Orchard kept his part of the bargain.
Less than six months later, of course, MacKay made another deal with another devil — Stephen Harper — totally abrogating the Orchard agreement and creating the unprogressive Conservative party.
That looking-out-for-number-one slipperiness set the pattern for MacKay. Consider his most recent flip-flop flap this spring over whether fellow Nova Scotia Tory MP Bill Casey should be punished for standing up for principle on the Atlantic Accord and voting against the federal budget.
Should Casey be punished?
No, he wouldn’t, MacKay promised in the House of Commons.
Yes, he was.
Oh, that. Getting kicked out of caucus was really Casey’s fault, MacKay blithely explained, because he had actually followed through on his principles — something MacKay clearly found difficulty understanding.
To make matters worse, MacKay, as the Toronto Star aptly noted this week, was “no blazing comet” as Foreign Affairs Minister.
In part, of course, that’s because Stephen Harper was really his own foreign minister. MacKay, in public at least, was mostly just mouthing words written in the PMO — from cheerleading support for failed American policies in Iraq to an unqualified thumbs up for Israel’s relentless bombing campaign against Lebanon last summer.

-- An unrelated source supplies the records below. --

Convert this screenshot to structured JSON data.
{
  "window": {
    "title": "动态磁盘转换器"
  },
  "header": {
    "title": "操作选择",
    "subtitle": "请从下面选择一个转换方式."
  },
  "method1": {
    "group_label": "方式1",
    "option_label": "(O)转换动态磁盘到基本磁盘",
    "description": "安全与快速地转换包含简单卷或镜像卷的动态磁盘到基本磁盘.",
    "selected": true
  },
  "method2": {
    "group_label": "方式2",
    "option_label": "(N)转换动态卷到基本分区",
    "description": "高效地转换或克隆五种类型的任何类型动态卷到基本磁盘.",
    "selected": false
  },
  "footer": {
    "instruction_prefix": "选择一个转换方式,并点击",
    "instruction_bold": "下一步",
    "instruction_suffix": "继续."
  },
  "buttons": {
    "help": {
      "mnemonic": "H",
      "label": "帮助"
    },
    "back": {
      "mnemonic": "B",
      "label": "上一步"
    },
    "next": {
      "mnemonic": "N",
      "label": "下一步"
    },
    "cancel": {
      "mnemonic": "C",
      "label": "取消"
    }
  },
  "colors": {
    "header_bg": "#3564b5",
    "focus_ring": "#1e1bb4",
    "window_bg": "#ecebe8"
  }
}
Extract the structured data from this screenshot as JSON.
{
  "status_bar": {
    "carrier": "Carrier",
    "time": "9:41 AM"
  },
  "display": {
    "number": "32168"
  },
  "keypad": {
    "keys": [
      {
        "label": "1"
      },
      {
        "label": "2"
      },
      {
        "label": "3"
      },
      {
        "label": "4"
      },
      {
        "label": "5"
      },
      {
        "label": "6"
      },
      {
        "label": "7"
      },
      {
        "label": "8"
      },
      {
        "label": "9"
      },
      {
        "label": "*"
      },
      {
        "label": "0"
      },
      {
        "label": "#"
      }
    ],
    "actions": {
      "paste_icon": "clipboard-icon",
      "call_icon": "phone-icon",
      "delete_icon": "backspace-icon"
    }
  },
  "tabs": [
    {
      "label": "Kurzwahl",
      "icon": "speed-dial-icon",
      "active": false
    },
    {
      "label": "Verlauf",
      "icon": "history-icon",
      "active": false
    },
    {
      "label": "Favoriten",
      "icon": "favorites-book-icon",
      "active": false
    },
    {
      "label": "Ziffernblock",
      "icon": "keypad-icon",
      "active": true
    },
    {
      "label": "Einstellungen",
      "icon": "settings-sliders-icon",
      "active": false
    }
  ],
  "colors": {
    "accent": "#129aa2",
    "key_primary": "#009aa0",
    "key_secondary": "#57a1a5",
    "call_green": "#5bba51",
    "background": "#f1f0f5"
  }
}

When MacKay did step out on his own, he often stumbled. Remember his fawning over his American counterpart, Condi Rice? More substantively, his department spent much of the past year not only denying that prisoners captured by Canadians in Afghanistan and turned over to local authorities were being tortured, for example, but also claiming no reports on Afghan human rights abuses even existed. When it turned out they did exist and that they revealed real fears prisoners were being subjected to torture and even murder, MacKay’s excuse was that he hadn’t read them.
So what can we expect from MacKay now that he’s Minister of National Defence?
Unfortunately, probably more of the same. We are at a critical point in the Afghan war. We need to have a serious national conversation about why we’re in that troubled country in the first place, what we’ve accomplished so far and whether there is a useful role for us there in the future.
We could use a man of principle to help lead that discussion. Unfortunately, this week’s cabinet shuffle only gave us a too-glib, me-first spinmeister. Which is almost certainly bad for the country.
Stephen Kimber is the Rogers Communications Chair in Journalism at the University of King’s College. His column, “Kimber’s Nova Scotia,” appears in the Sunday Daily News.